"If you’re on the road, get off as soon as you can and find some shelter," continued Brownback. "This storm system is very powerful and is moving very fast. Too many injuries or deaths occur during storms because people thought they could wait before heading to the basement. Please, don’t wait. Take cover as soon as the warning is given."
Kansans are urged to keep abreast of weather conditions by listening to a NOAA weather alert radio or local TV and radio stations. Have a battery-powered radio and charge cell phones in advance.
"Staying informed is one of the best things you can do to be prepared," said Maj. Gen. (KS) Lee Tafanelli, the director of the Kansas Division of Emergency Management and the adjutant general. "A weather alert radio is an excellent way to do this. If you don’t have one, turn on a local television or radio station and keep it on so that you can hear a warning as soon as it is given. Make sure you have a battery powered back-up so that you can continue to hear weather reports if you lose power."
Remember that sirens are an outdoor alert measure and may not be heard if you are indoors. If a tornado warning is issued, take shelter immediately. Do not go outside until the all clear is given by the local broadcast stations.
Severe thunderstorm warnings also pose the potential for a tornado as occurred in Harveyville, Kan. in February.
Plan ahead on how you will stay in contact with family members in case phones are out by designating meeting places inside and outside of your immediate neighborhood. Identify an out-of-town contact to call to let them know you are okay and can pass that information on to other family members.
Here are some storm safety recommendations from the Kansas Division of Emergency Management:
Before the storm:
- Make a disaster kit;
- Make a family emergency plan -
- Practice a family tornado drill at least once a year;
- Plan places where your family will meet, both within and outside your immediate neighborhood if you are separated;
- Identify an out-of-town contact to call to let them know you are okay and can pass that information on to other family members;
- Identify your shelter in case of a tornado warning - A storm cellar or basement provides the best protection;
- If you do not have an underground shelter, go to an interior room or hallway on the lowest floor;
- Stay away from windows, doors and outside walls;
- If you are in a vehicle, get out and lie flat in a ditch or other low-lying area, using your hands and arms to protect your head. DO NOT get under an overpass or bridge, the winds can pull you out from underneath it;
- Stay in your shelter area until the danger has passed;
- Listen to radio or TV stations for information;
- Make sure your pets are safe if you can't bring them into the shelter with you;
- Opening windows does not keep a house or building safe from exploding due to low air pressure during a tornado.
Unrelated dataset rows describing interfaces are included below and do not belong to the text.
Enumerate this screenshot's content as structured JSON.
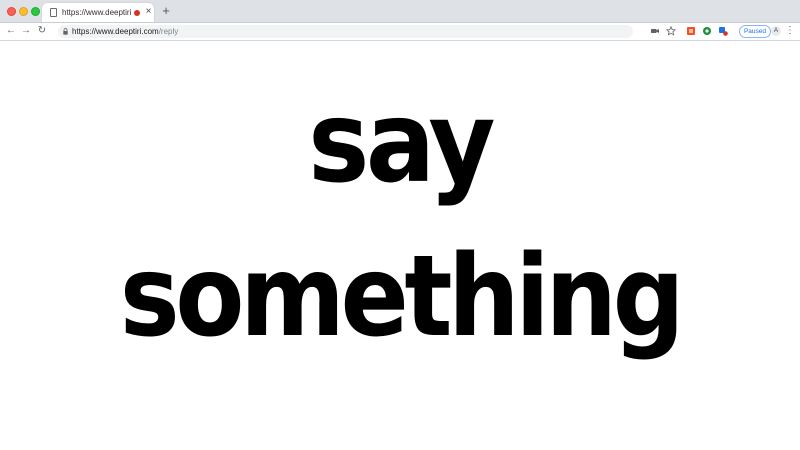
{
  "browser": {
    "tab": {
      "title": "https://www.deeptiri.com/",
      "close_glyph": "×"
    },
    "new_tab_glyph": "+",
    "toolbar": {
      "back_glyph": "←",
      "forward_glyph": "→",
      "reload_glyph": "↻",
      "url_host": "https://www.deeptiri.com",
      "url_path": "/reply",
      "profile_status": "Paused",
      "avatar_initial": "A",
      "menu_glyph": "⋮"
    },
    "icons": [
      "lock-icon",
      "camera-icon",
      "star-icon",
      "extension-orange-icon",
      "extension-green-icon",
      "extension-blue-icon"
    ],
    "colors": {
      "record_dot": "#d93025",
      "paused_text": "#1a73e8"
    }
  },
  "page": {
    "line1": "say",
    "line2": "something"
  }
}
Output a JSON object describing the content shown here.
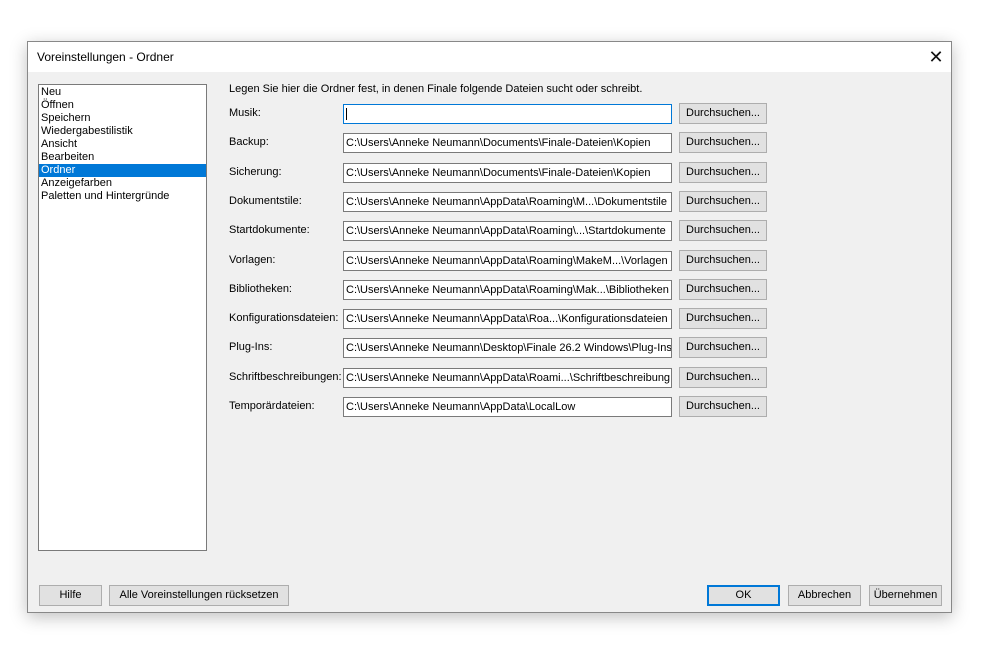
{
  "window": {
    "title": "Voreinstellungen - Ordner",
    "close_icon": "close-icon"
  },
  "categories": [
    {
      "label": "Neu",
      "selected": false
    },
    {
      "label": "Öffnen",
      "selected": false
    },
    {
      "label": "Speichern",
      "selected": false
    },
    {
      "label": "Wiedergabestilistik",
      "selected": false
    },
    {
      "label": "Ansicht",
      "selected": false
    },
    {
      "label": "Bearbeiten",
      "selected": false
    },
    {
      "label": "Ordner",
      "selected": true
    },
    {
      "label": "Anzeigefarben",
      "selected": false
    },
    {
      "label": "Paletten und Hintergründe",
      "selected": false
    }
  ],
  "intro": "Legen Sie hier die Ordner fest, in denen Finale folgende Dateien sucht oder schreibt.",
  "browse_label": "Durchsuchen...",
  "folders": [
    {
      "label": "Musik:",
      "value": ""
    },
    {
      "label": "Backup:",
      "value": "C:\\Users\\Anneke Neumann\\Documents\\Finale-Dateien\\Kopien"
    },
    {
      "label": "Sicherung:",
      "value": "C:\\Users\\Anneke Neumann\\Documents\\Finale-Dateien\\Kopien"
    },
    {
      "label": "Dokumentstile:",
      "value": "C:\\Users\\Anneke Neumann\\AppData\\Roaming\\M...\\Dokumentstile"
    },
    {
      "label": "Startdokumente:",
      "value": "C:\\Users\\Anneke Neumann\\AppData\\Roaming\\...\\Startdokumente"
    },
    {
      "label": "Vorlagen:",
      "value": "C:\\Users\\Anneke Neumann\\AppData\\Roaming\\MakeM...\\Vorlagen"
    },
    {
      "label": "Bibliotheken:",
      "value": "C:\\Users\\Anneke Neumann\\AppData\\Roaming\\Mak...\\Bibliotheken"
    },
    {
      "label": "Konfigurationsdateien:",
      "value": "C:\\Users\\Anneke Neumann\\AppData\\Roa...\\Konfigurationsdateien"
    },
    {
      "label": "Plug-Ins:",
      "value": "C:\\Users\\Anneke Neumann\\Desktop\\Finale 26.2 Windows\\Plug-Ins"
    },
    {
      "label": "Schriftbeschreibungen:",
      "value": "C:\\Users\\Anneke Neumann\\AppData\\Roami...\\Schriftbeschreibung"
    },
    {
      "label": "Temporärdateien:",
      "value": "C:\\Users\\Anneke Neumann\\AppData\\LocalLow"
    }
  ],
  "footer": {
    "help": "Hilfe",
    "reset": "Alle Voreinstellungen rücksetzen",
    "ok": "OK",
    "cancel": "Abbrechen",
    "apply": "Übernehmen"
  }
}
It actually increases the chance of high winds entering and causing more damage to your home and exposing you to injury.
After the Storm:
- Make sure the danger has passed before coming out of your shelter;
- Stay with your family - don't wander away as it is easy to get disoriented due to street signs being gone and landmarks destroyed;
- Watch out for broken glass, nails, or other sharp objects;
- Stay away from downed power lines - they could still be live
- Avoid using matches and/or lighters - flammable gas may be leaking from damaged gas lines;
- Contact your insurance agent and advise them of any damage;
- Do not use generators, grills, camp stoves, or other gas, propane, natural gas, or charcoal-burning devices inside your home, basement, garage or camper, or outside near an open window, door or vent. Carbon monoxide can build up and poison the people and animals inside;
- Use battery-powered lanterns for light;
- Cooperate fully with public safety officials.
The above tornado safety preparedness and safety information and more can be found on the KSReady website by clicking on the links for Severe Storms and Tornadoes. There are also links to information on making an emergency plan, assembling an emergency kit, and water and food supply recommendations.
Information regarding tornado safety in apartments, for the elderly, children and pets is available at http://www.ksready.gov/default.asp?PageID=16&Tab=3
Severe weather safety information is also available from the American Red Cross (www.redcross.org).